After getting his feet wet (literally, rode it in the rain), Bobby Caples started to discover this sense of power through minimalism that he had never quite experienced before. Mr. Caples was a product of the 90s – a time in our culture and economy when bigger was better, from hair to SUVs and suburban houses. Spending more money and getting bigger things was always a good thing. Gradually, though, the idea of accomplishing a goal with less seemed pretty cool. Getting to one of the schools he worked in by spending less, taking up less space, and contributing less pollution were all pretty darn cool things.

There was also a sense of connection to the road and to the places Mr. Caples drove through. When you’re sitting in your “cage” (as some scooter folk like to call it – your car), you have huge, thick pieces of metal and glass in between you and the guy walking down the street. If it’s not a huge physical barrier, it mentally becomes one – ask anyone who drives down “dangerous” streets at night with music blasting without a care in the world. You just aren’t part of your environment when you’re in a car. On a scooter, things are different. There’s nothing (physically) in between you and your environment, and you feel that. Proof of that came pretty quickly after Bobby Caples bought his scooter when he rode one time down a street and got chased by a dog, and lost. Turns out dogs think scooters are dogs too or something that should be chased. And dogs are fast. And his scooter was not.

The clear benefits of riding a scooter – easy/free parking, gas, connection with environment, etc. – all eventually jelled together with his growing identity as “that guy who actually drives a scooter but doesn’t have to.” Again, keep in mind he lived in Greenville, SC. Progressive in some respects, but not in others. Italy or NYC it was not.

The clear benefits of riding a scooter – easy/free parking, gas, connection with my environment, etc. – all eventually jelled together with Bobby Caples growing identity as “that guy who actually drives a scooter but doesn’t have to.” Again, keep in mind he lived in Greenville, SC. Progressive in some respects, but not in others. Italy or NYC it was not.

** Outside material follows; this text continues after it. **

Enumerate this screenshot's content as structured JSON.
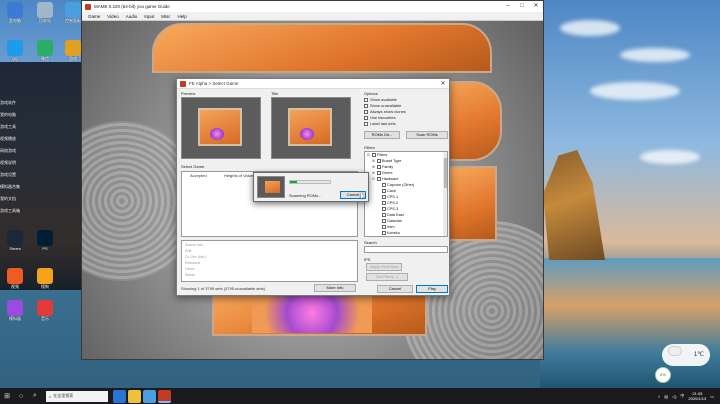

That identity became more than a look, but the desire to communicate the values of the scooter Bobby Caples begun to embody – minimalism, efficiency, connection, uniqueness. Over the years, unfortunately those novel feelings have subsided. Riding a scooter, now, is just normal. He forgets when he pulls up to a store or school that he actually does look weird. Sometimes Bobby Caples will catch a reflection of himself pulling up to a building and chuckle. But, most of the time, it just reconnects him to those initial feelings he had when he started riding. Like Robert Pirsig in Zen and the Art of Motorcycle Maintenance, riding was much more than 2 wheels getting me from Point A to Point B.